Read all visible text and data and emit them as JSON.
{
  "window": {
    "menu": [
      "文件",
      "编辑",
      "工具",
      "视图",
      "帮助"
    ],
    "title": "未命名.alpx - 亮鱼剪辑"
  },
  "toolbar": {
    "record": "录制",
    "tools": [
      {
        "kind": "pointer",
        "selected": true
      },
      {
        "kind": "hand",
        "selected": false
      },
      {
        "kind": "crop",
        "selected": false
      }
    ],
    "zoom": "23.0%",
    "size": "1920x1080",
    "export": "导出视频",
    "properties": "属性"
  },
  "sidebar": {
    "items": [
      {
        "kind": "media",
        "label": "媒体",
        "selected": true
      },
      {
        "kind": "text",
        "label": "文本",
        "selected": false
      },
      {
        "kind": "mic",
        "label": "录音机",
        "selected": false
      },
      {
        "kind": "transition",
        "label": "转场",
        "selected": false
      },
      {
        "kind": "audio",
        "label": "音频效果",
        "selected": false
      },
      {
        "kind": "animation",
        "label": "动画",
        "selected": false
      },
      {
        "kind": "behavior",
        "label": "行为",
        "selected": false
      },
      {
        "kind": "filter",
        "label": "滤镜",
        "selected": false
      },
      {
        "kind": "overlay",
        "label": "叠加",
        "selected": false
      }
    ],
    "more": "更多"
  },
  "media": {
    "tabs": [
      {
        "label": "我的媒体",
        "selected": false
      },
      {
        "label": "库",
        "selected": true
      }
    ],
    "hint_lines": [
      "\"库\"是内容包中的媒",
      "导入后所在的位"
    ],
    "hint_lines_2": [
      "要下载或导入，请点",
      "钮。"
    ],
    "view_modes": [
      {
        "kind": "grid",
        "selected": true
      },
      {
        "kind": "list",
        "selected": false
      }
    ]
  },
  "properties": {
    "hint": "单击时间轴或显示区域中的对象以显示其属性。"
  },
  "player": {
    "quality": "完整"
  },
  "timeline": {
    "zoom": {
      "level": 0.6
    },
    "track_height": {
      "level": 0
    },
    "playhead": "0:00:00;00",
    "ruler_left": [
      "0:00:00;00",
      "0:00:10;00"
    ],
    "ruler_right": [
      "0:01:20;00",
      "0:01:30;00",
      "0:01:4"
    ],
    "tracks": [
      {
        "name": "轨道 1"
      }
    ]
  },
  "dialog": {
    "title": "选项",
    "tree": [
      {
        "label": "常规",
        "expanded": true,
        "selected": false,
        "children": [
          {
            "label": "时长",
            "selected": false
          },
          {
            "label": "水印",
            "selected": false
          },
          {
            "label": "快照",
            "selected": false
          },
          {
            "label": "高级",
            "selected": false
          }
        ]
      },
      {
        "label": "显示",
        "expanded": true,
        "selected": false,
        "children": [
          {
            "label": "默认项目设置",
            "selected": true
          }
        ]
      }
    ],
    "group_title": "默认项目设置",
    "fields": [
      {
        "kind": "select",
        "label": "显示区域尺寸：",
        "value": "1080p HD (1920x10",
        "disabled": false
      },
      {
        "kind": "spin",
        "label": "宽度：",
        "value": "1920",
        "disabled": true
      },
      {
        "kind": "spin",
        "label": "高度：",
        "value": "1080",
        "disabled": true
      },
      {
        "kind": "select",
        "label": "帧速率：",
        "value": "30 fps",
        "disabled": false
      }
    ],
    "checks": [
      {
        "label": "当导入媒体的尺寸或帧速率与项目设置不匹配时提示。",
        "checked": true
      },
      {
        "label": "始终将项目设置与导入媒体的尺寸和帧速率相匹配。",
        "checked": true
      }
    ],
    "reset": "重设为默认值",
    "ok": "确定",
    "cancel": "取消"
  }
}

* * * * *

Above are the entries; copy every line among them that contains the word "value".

### Exercise result:
        "value": "1080p HD (1920x10",
        "value": "1920",
        "value": "1080",
        "value": "30 fps",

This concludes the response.